### What the exercise asks
Can you pull out each line of the data below that includes the word "本地磁盘"?
══════════
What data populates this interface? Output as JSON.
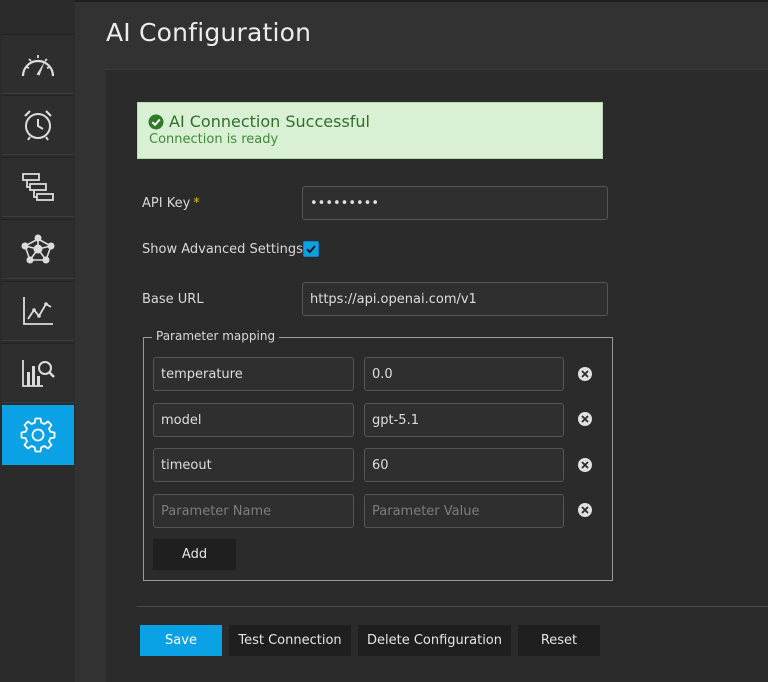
{
  "page": {
    "title": "AI Configuration"
  },
  "sidebar": {
    "items": [
      {
        "icon": "gauge-icon",
        "active": false
      },
      {
        "icon": "alarm-clock-icon",
        "active": false
      },
      {
        "icon": "flow-blocks-icon",
        "active": false
      },
      {
        "icon": "network-star-icon",
        "active": false
      },
      {
        "icon": "line-chart-icon",
        "active": false
      },
      {
        "icon": "chart-search-icon",
        "active": false
      },
      {
        "icon": "gear-icon",
        "active": true
      }
    ]
  },
  "alert": {
    "title": "AI Connection Successful",
    "subtitle": "Connection is ready",
    "icon": "check-circle-icon"
  },
  "form": {
    "api_key_label": "API Key",
    "api_key_required": "*",
    "api_key_value": "•••••••••",
    "advanced_label": "Show Advanced Settings",
    "advanced_checked": true,
    "base_url_label": "Base URL",
    "base_url_value": "https://api.openai.com/v1"
  },
  "params": {
    "legend": "Parameter mapping",
    "rows": [
      {
        "name": "temperature",
        "value": "0.0"
      },
      {
        "name": "model",
        "value": "gpt-5.1"
      },
      {
        "name": "timeout",
        "value": "60"
      }
    ],
    "new_name_placeholder": "Parameter Name",
    "new_value_placeholder": "Parameter Value",
    "add_label": "Add"
  },
  "actions": {
    "save": "Save",
    "test": "Test Connection",
    "delete": "Delete Configuration",
    "reset": "Reset"
  },
  "colors": {
    "accent": "#0aa2e4",
    "success_bg": "#d9f0d5",
    "success_text": "#2f6f2a",
    "required": "#f0b429"
  }
}
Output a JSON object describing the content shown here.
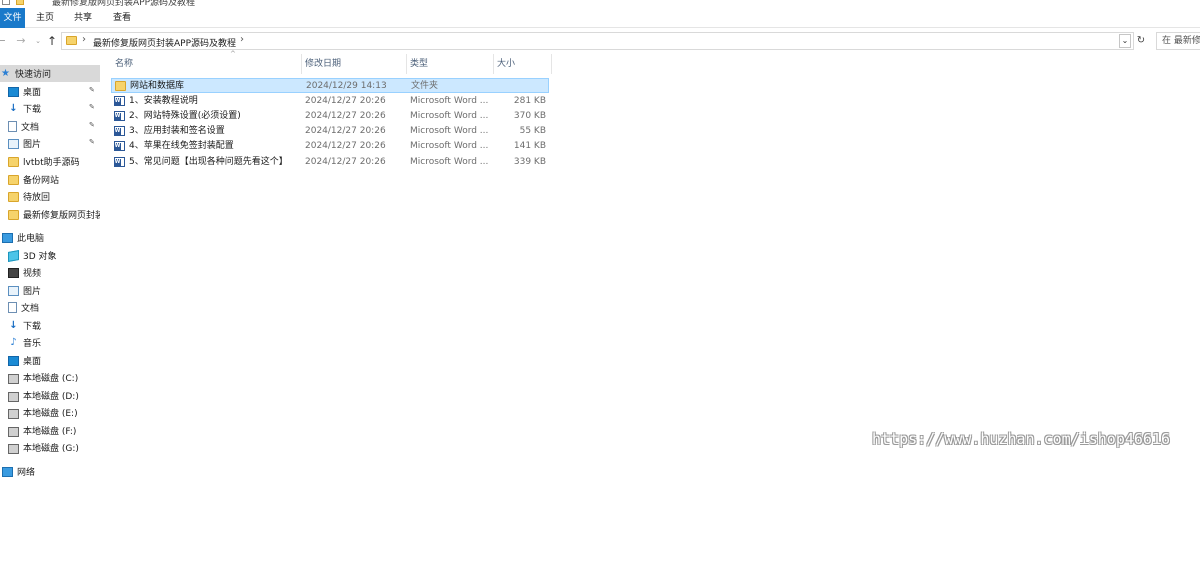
{
  "titlebar": {
    "path_text": "最新修复版网页封装APP源码及教程"
  },
  "ribbon": {
    "tabs": [
      "文件",
      "主页",
      "共享",
      "查看"
    ]
  },
  "nav": {
    "back": "←",
    "forward": "→",
    "recent": "⌄",
    "up": "↑",
    "refresh": "↻"
  },
  "address": {
    "separator": "›",
    "crumb": "最新修复版网页封装APP源码及教程",
    "dropdown": "⌄"
  },
  "search": {
    "text": "在 最新修复版网页封装APP源码及教程 中搜索"
  },
  "sidebar": {
    "quick_access": "快速访问",
    "quick_items": [
      {
        "label": "桌面",
        "icon": "desktop-icon",
        "pinned": true
      },
      {
        "label": "下载",
        "icon": "download-icon",
        "pinned": true
      },
      {
        "label": "文档",
        "icon": "documents-icon",
        "pinned": true
      },
      {
        "label": "图片",
        "icon": "pictures-icon",
        "pinned": true
      },
      {
        "label": "lvtbt助手源码",
        "icon": "folder-icon",
        "pinned": false
      },
      {
        "label": "备份网站",
        "icon": "folder-icon",
        "pinned": false
      },
      {
        "label": "待放回",
        "icon": "folder-icon",
        "pinned": false
      },
      {
        "label": "最新修复版网页封装APP源码及教程",
        "icon": "folder-icon",
        "pinned": false
      }
    ],
    "pin_glyph": "📌",
    "this_pc": "此电脑",
    "pc_items": [
      {
        "label": "3D 对象",
        "icon": "3d-objects-icon"
      },
      {
        "label": "视频",
        "icon": "videos-icon"
      },
      {
        "label": "图片",
        "icon": "pictures-icon"
      },
      {
        "label": "文档",
        "icon": "documents-icon"
      },
      {
        "label": "下载",
        "icon": "download-icon"
      },
      {
        "label": "音乐",
        "icon": "music-icon"
      },
      {
        "label": "桌面",
        "icon": "desktop-icon"
      },
      {
        "label": "本地磁盘 (C:)",
        "icon": "drive-icon"
      },
      {
        "label": "本地磁盘 (D:)",
        "icon": "drive-icon"
      },
      {
        "label": "本地磁盘 (E:)",
        "icon": "drive-icon"
      },
      {
        "label": "本地磁盘 (F:)",
        "icon": "drive-icon"
      },
      {
        "label": "本地磁盘 (G:)",
        "icon": "drive-icon"
      }
    ],
    "network": "网络"
  },
  "columns": {
    "name": "名称",
    "date": "修改日期",
    "type": "类型",
    "size": "大小",
    "sort_glyph": "^"
  },
  "files": [
    {
      "name": "网站和数据库",
      "date": "2024/12/29 14:13",
      "type": "文件夹",
      "size": "",
      "kind": "folder",
      "selected": true
    },
    {
      "name": "1、安装教程说明",
      "date": "2024/12/27 20:26",
      "type": "Microsoft Word ...",
      "size": "281 KB",
      "kind": "word",
      "selected": false
    },
    {
      "name": "2、网站特殊设置(必须设置)",
      "date": "2024/12/27 20:26",
      "type": "Microsoft Word ...",
      "size": "370 KB",
      "kind": "word",
      "selected": false
    },
    {
      "name": "3、应用封装和签名设置",
      "date": "2024/12/27 20:26",
      "type": "Microsoft Word ...",
      "size": "55 KB",
      "kind": "word",
      "selected": false
    },
    {
      "name": "4、苹果在线免签封装配置",
      "date": "2024/12/27 20:26",
      "type": "Microsoft Word ...",
      "size": "141 KB",
      "kind": "word",
      "selected": false
    },
    {
      "name": "5、常见问题【出现各种问题先看这个】",
      "date": "2024/12/27 20:26",
      "type": "Microsoft Word ...",
      "size": "339 KB",
      "kind": "word",
      "selected": false
    }
  ],
  "watermark": "https://www.huzhan.com/ishop46616"
}
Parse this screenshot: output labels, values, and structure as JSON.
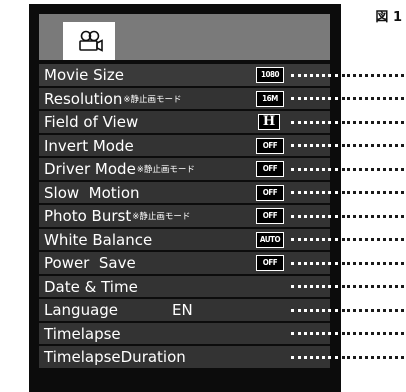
{
  "figure_label": "図 1",
  "header": {
    "icon": "video-camera-icon"
  },
  "menu_items": [
    {
      "label": "Movie Size",
      "note": "",
      "badge": "1080"
    },
    {
      "label": "Resolution",
      "note": "※静止画モード",
      "badge": "16M"
    },
    {
      "label": "Field of View",
      "note": "",
      "badge": "H"
    },
    {
      "label": "Invert Mode",
      "note": "",
      "badge": "OFF"
    },
    {
      "label": "Driver Mode",
      "note": "※静止画モード",
      "badge": "OFF"
    },
    {
      "label": "Slow  Motion",
      "note": "",
      "badge": "OFF"
    },
    {
      "label": "Photo Burst",
      "note": "※静止画モード",
      "badge": "OFF"
    },
    {
      "label": "White Balance",
      "note": "",
      "badge": "AUTO"
    },
    {
      "label": "Power  Save",
      "note": "",
      "badge": "OFF"
    },
    {
      "label": "Date & Time",
      "note": "",
      "badge": ""
    },
    {
      "label": "Language",
      "value": "EN",
      "note": "",
      "badge": ""
    },
    {
      "label": "Timelapse",
      "note": "",
      "badge": ""
    },
    {
      "label": "TimelapseDuration",
      "note": "",
      "badge": ""
    }
  ]
}
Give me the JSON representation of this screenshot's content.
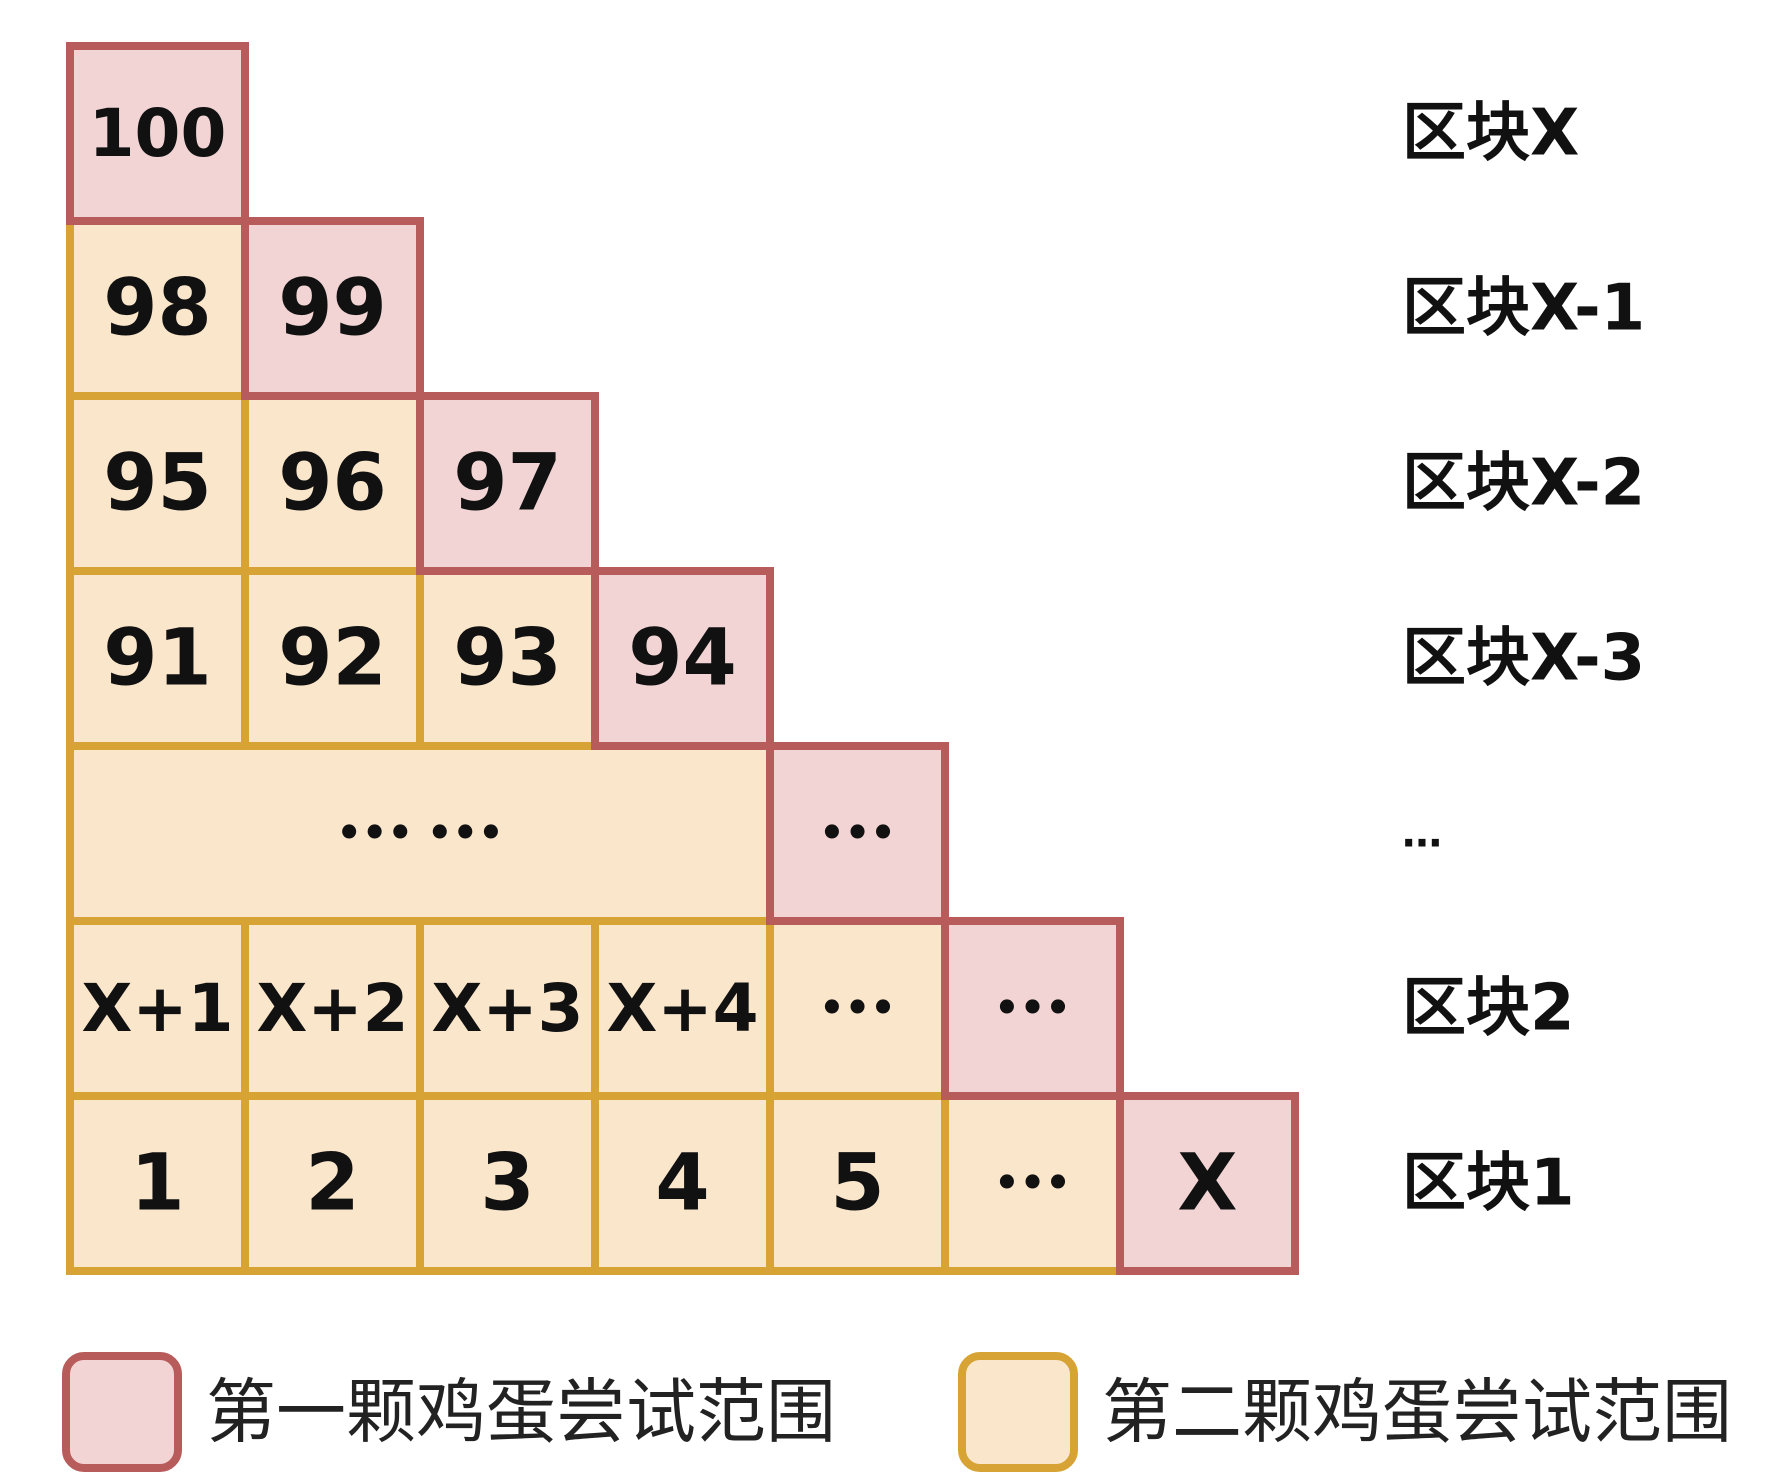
{
  "colors": {
    "first_fill": "#f2d4d4",
    "first_stroke": "#b85b5b",
    "second_fill": "#fae6cb",
    "second_stroke": "#d6a334",
    "text": "#111111"
  },
  "rows": [
    {
      "label": "区块X",
      "cells": [
        {
          "text": "100",
          "type": "first"
        }
      ]
    },
    {
      "label": "区块X-1",
      "cells": [
        {
          "text": "98",
          "type": "second"
        },
        {
          "text": "99",
          "type": "first"
        }
      ]
    },
    {
      "label": "区块X-2",
      "cells": [
        {
          "text": "95",
          "type": "second"
        },
        {
          "text": "96",
          "type": "second"
        },
        {
          "text": "97",
          "type": "first"
        }
      ]
    },
    {
      "label": "区块X-3",
      "cells": [
        {
          "text": "91",
          "type": "second"
        },
        {
          "text": "92",
          "type": "second"
        },
        {
          "text": "93",
          "type": "second"
        },
        {
          "text": "94",
          "type": "first"
        }
      ]
    },
    {
      "label": "…",
      "cells": [
        {
          "text": "••• •••",
          "type": "second",
          "span": 4
        },
        {
          "text": "•••",
          "type": "first"
        }
      ]
    },
    {
      "label": "区块2",
      "cells": [
        {
          "text": "X+1",
          "type": "second"
        },
        {
          "text": "X+2",
          "type": "second"
        },
        {
          "text": "X+3",
          "type": "second"
        },
        {
          "text": "X+4",
          "type": "second"
        },
        {
          "text": "•••",
          "type": "second"
        },
        {
          "text": "•••",
          "type": "first"
        }
      ]
    },
    {
      "label": "区块1",
      "cells": [
        {
          "text": "1",
          "type": "second"
        },
        {
          "text": "2",
          "type": "second"
        },
        {
          "text": "3",
          "type": "second"
        },
        {
          "text": "4",
          "type": "second"
        },
        {
          "text": "5",
          "type": "second"
        },
        {
          "text": "•••",
          "type": "second"
        },
        {
          "text": "X",
          "type": "first"
        }
      ]
    }
  ],
  "legend": [
    {
      "type": "first",
      "label": "第一颗鸡蛋尝试范围"
    },
    {
      "type": "second",
      "label": "第二颗鸡蛋尝试范围"
    }
  ]
}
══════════
### Answer box
        "label": "本地磁盘 (C:)",
        "label": "本地磁盘 (D:)",
        "label": "本地磁盘 (E:)",
        "label": "本地磁盘 (F:)",
        "label": "本地磁盘 (G:)",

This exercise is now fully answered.